Your housing rights in the cost of living crisis
The rent cap for private tenants
The rent cap is a limit on how much your landlord can increase the rent. It ends on 31 March 2024.
If the rent cap applies to you, your landlord can increase your rent by:
up to 3% if they send you a valid rent increase notice
up to 6% if they apply to Rent Service Scotland
Your landlord must send you the right notice according to your tenancy type. If you have a private residential tenancy, you must get at least 3 months’ notice.
To increase your rent when the cap ends, your landlord must send you a valid rent increase notice on or after 1 April 2024.
You can still challenge an unfair rent increase after the rent cap ends.
Check if the rent cap applies to you
The rent cap applies to you if you have either:
a private residential tenancy, including mid-market rents
The rent cap applies to all rent increase notices for these tenancies sent before 1 April 2024, even if the rent increase is due to start on or after this date.
When the rent cap does not apply
you have a Scottish secure tenancy with a council or housing association
you live with your landlord
you live in college or university halls or other purpose-built student accommodation
you have another type of common law tenancy
your tenancy started before 1989, called a regulated tenancy
you have an assured or short assured tenancy with a rent increase process written into the contract
If you're not sure what type of tenancy you have, use our tenancy checker.
If you get a rent increase of more than 3%

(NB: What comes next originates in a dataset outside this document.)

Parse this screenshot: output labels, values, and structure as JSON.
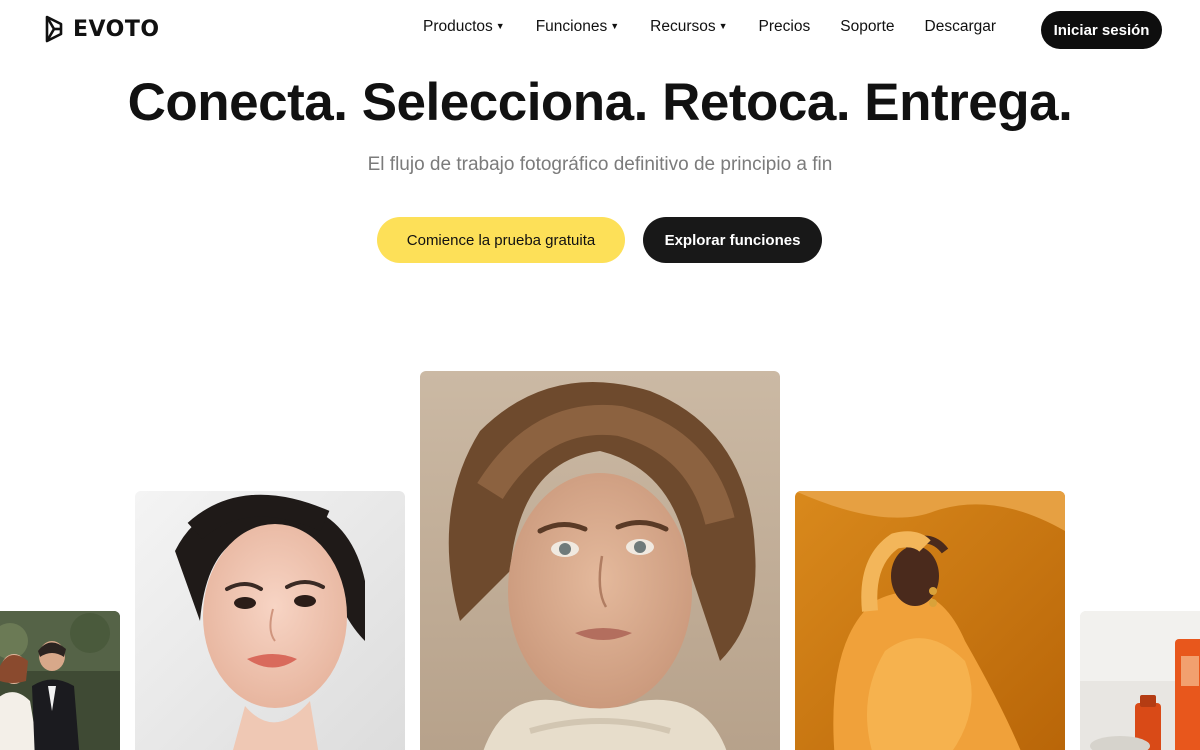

You can either:
agree to the increase
negotiate an increase that you think is fair
apply to Rent Service Scotland to challenge it
If you have a private residential tenancy and you agree to an increase, your landlord cannot increase the rent again for 12 months.
If you do not agree to an increase, your landlord could send a new rent increase notice after the rent cap ends. You can still challenge it, but a larger increase may be allowed.
If you decide to apply to Rent Service Scotland, you must tell your landlord you’re applying.
The form to apply depends on your tenancy type:
download the form for private residential tenants (docx, 40 kb)
download the form for assured or short assured tenants (docx, 50 kb)
After you apply, a rent officer will write to you and your landlord to confirm how much your rent can be increased.
If your landlord applies to Rent Service Scotland during the rent cap
They can do this if they have an increase in costs related to the tenancy. For example, if their mortgage interest payments have gone up.
They must tell you in writing that they are applying and give you information about the increased costs.
A rent officer can agree to a maximum increase of 6%. The increase can only start 3 months after your landlord submitted the application.
If a rent officer agrees to the increase, they’ll write to both you and your landlord to tell you:
how much the new rent will be
when you’ll have to start paying the higher rent
If you disagree with the rent officer’s decision
You can appeal to the First-tier Tribunal for Scotland (Housing and Property Chamber).
Download Form K from the tribunal's website and send it by post or email.
When the rent cap ends
You can challenge a rent increase.
A rent officer or tribunal will decide how much the rent can be increased. The amount is worked out based on the market value of your home and your current rent.
The maximum rent increase that will be allowed is 12%. In many cases it will be lower than this.
Last updated: 15 January 2024